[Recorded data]
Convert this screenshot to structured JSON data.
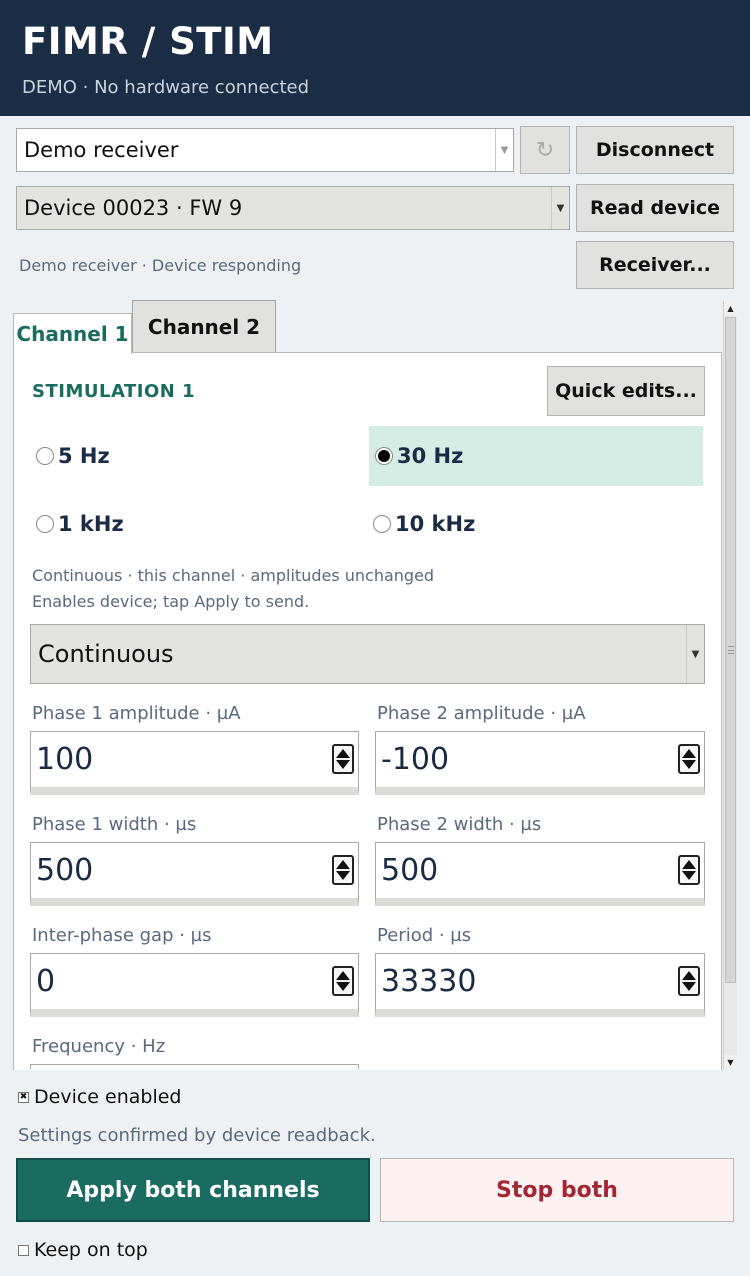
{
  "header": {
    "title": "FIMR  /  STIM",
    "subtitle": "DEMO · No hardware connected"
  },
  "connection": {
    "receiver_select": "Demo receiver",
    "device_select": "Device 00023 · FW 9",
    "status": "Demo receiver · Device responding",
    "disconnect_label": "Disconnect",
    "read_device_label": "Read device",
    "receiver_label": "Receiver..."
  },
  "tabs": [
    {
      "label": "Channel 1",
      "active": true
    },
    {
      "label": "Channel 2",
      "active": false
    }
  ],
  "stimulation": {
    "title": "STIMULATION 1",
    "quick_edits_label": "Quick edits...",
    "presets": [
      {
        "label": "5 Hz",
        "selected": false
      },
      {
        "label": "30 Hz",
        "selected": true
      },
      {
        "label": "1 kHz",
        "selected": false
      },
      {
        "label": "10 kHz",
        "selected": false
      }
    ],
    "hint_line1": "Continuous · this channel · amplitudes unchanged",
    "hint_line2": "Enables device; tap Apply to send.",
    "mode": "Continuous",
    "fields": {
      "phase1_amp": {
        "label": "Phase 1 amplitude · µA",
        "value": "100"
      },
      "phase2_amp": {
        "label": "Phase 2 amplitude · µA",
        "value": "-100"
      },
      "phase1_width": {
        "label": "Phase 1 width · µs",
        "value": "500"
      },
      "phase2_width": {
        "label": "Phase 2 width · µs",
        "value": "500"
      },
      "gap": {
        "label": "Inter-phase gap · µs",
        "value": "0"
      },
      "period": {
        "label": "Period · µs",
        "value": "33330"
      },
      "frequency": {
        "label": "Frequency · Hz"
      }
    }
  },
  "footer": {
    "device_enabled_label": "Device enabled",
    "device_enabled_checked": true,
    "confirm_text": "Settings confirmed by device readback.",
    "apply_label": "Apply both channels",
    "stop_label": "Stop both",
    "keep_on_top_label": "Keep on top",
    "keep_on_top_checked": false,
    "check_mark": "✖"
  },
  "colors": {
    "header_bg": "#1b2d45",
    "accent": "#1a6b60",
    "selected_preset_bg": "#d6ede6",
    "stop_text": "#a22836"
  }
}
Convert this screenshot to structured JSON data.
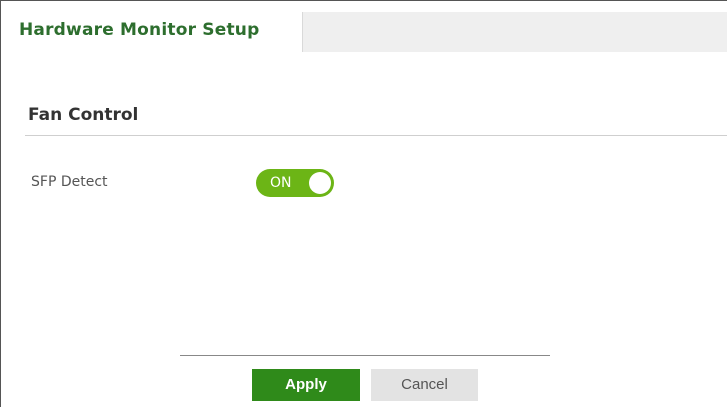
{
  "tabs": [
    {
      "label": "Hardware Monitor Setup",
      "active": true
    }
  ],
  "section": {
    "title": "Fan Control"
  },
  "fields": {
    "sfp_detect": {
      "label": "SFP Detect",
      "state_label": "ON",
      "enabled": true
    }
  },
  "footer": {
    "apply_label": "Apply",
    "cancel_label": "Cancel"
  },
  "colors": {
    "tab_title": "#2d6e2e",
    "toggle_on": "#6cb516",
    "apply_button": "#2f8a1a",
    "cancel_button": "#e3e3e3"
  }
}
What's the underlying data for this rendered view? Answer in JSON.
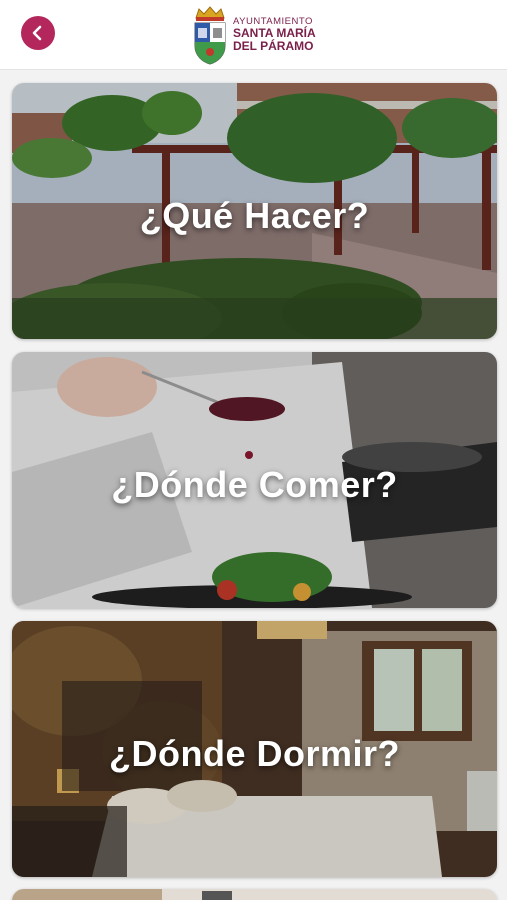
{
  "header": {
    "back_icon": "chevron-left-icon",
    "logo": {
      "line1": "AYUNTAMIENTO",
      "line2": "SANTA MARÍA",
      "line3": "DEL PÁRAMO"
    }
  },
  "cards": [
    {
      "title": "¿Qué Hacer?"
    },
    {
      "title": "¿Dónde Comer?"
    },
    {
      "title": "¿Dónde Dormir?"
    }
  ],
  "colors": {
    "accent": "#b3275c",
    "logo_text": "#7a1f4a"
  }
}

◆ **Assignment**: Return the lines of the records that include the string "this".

◆ **Response area**:
Convert this screenshot to structured JSON data.
    "hint_line1": "Continuous · this channel · amplitudes unchanged",
Convert this screenshot to structured JSON data.
What's the underlying data for this rendered view? Answer in JSON.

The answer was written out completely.